  18. socalmountainman

    socalmountainman Northwestern School of Taxidermy - Class of '73

    I don't tan my own, I send them out. My price of $725 includes 10 hrs of labor, material, my overhead (my overhead is calculated at $8.60 per hr X 10hrs = $86) and a 15% profit margin. I own my property and vehicles so I have no car payments or mortgage but I still pay utilities, insurances, etc,
     
  19. 13 point

    13 point Well-Known Member

    Not bad as long as it works for you , what most don’t consider is the building/rent . It doesn’t matter if you own the building/ property where your shop is . You still need to think of it as your renting shop space , just as if you were renting that building out to someone else , you wouldn’t let them work or run a business on your property for free would you, or if you had to rent a building to work in , you would figure that cost in then wouldn’t you . By doing such you make more money by paying yourself rent and your taxes will have another deductible.
     
  20. socalmountainman

    socalmountainman Northwestern School of Taxidermy - Class of '73

    I'm only reinforcing your comments 13 Pt, my point was to re show Nitrosteel what he should consider when pricing out his shoulder mount.
    I totally agree with you and we all have different overhead costs.

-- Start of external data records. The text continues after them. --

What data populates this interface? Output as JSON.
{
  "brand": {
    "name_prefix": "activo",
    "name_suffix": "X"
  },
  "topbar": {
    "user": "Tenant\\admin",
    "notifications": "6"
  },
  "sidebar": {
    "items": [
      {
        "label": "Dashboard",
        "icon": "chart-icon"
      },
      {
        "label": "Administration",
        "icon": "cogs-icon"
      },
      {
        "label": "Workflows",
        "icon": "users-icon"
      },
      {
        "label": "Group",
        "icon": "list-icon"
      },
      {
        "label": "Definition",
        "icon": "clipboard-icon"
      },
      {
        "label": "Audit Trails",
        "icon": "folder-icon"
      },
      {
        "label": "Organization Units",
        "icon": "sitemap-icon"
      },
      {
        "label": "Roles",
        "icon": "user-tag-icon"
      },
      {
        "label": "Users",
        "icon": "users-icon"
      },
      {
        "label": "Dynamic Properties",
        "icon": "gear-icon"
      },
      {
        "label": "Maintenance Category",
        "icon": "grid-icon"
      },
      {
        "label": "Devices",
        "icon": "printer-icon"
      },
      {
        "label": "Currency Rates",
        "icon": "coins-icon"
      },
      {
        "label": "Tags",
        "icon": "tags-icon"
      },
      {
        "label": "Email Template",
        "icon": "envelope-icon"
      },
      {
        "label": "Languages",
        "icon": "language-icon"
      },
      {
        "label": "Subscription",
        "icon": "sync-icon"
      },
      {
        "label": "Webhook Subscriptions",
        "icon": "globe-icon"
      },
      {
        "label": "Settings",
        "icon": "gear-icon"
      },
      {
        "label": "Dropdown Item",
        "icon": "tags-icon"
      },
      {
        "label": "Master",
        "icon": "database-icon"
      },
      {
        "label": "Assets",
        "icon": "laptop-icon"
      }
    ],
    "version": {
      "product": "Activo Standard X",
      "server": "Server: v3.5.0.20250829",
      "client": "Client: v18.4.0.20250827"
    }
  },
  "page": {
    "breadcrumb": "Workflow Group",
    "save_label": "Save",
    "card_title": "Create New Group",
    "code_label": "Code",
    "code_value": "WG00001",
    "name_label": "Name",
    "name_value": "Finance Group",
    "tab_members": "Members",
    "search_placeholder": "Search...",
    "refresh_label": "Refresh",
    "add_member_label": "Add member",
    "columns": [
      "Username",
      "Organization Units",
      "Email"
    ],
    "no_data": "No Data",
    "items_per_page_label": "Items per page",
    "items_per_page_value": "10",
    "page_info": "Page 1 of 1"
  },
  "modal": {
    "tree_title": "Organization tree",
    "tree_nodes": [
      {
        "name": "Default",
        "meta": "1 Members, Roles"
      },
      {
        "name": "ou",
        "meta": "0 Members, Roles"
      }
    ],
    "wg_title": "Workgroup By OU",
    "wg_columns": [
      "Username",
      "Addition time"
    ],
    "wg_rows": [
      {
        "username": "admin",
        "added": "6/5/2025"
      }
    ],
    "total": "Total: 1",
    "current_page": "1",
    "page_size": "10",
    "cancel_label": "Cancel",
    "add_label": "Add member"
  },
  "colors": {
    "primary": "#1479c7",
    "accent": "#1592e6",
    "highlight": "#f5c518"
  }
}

I own $16M in real estate so I really don't need the money for my fulltime hobby but I won't do taxidermy for nothing. MY overhead is $1500 month so MY overhead is $8.60 an hour. Like Joey says, most have never done the homework to figure out pricing and charge what everybody else charges.....
     
    13 point likes this.